The integration of Sun's software will help the company implement the flat-fee and utility-pricing models. Sun is unable to say when it will offer completely integrated software that includes directory server, identity server, portal server, application server, clustering, and messaging apps. But Jonathan Schwartz, executive VP for Sun Software, expects that weaving the company's software together will let it cut prices significantly.
According to Sun's vision, a company with 20,000 employees could expect the cost of this integrated software to be only 10% of the cost to purchase, implement, and integrate the individual apps. By cutting such costs, Sun hopes to compete in the small- and midsize-business software market against Microsoft.

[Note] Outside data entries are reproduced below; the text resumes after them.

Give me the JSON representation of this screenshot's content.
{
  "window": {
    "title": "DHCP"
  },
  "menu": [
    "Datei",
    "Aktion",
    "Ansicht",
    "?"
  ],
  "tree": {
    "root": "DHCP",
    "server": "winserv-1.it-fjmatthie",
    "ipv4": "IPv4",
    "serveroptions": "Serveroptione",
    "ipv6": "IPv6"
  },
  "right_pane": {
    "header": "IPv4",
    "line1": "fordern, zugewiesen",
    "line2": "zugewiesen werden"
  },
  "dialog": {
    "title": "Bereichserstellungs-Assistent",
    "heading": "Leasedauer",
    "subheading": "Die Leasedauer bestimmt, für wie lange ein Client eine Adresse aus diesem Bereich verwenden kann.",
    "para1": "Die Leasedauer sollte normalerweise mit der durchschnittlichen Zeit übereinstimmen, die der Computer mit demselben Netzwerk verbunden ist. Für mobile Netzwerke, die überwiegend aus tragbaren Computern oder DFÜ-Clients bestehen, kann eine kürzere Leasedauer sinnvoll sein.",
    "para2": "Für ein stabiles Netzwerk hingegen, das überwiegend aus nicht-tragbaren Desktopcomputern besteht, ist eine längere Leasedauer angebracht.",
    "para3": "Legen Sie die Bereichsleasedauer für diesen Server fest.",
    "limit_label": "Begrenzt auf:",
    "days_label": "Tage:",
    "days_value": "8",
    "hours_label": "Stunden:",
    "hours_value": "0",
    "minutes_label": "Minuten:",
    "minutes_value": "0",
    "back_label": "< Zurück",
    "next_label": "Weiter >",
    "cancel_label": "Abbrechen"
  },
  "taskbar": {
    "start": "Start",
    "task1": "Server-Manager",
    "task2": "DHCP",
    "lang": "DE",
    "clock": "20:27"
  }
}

"We'll sell our software at 50% (the cost) of what Microsoft offers," Schwartz says. Sun can afford to do this, he adds, because small and midsize businesses are a new market for the company, and it can always make up the margins on the hardware it sells. "One of our goals is to move software integration off the customer's (profit-and-loss calculations) and onto Sun's P&L," Schwartz says.
As vague as Sun's time frame is for delivering a completely integrated software and operating-system package, the company's plan for offering software on a per-use basis is even less clear. Schwartz admits he's not a big advocate of usage-based software pricing because of the difficulty of finding a unit to measure and bill for usage. But, he admits, "there appears to be a euphoria in the market over this."
Sun plans to extend metered and flat-fee pricing to users of its Linux-based software as well.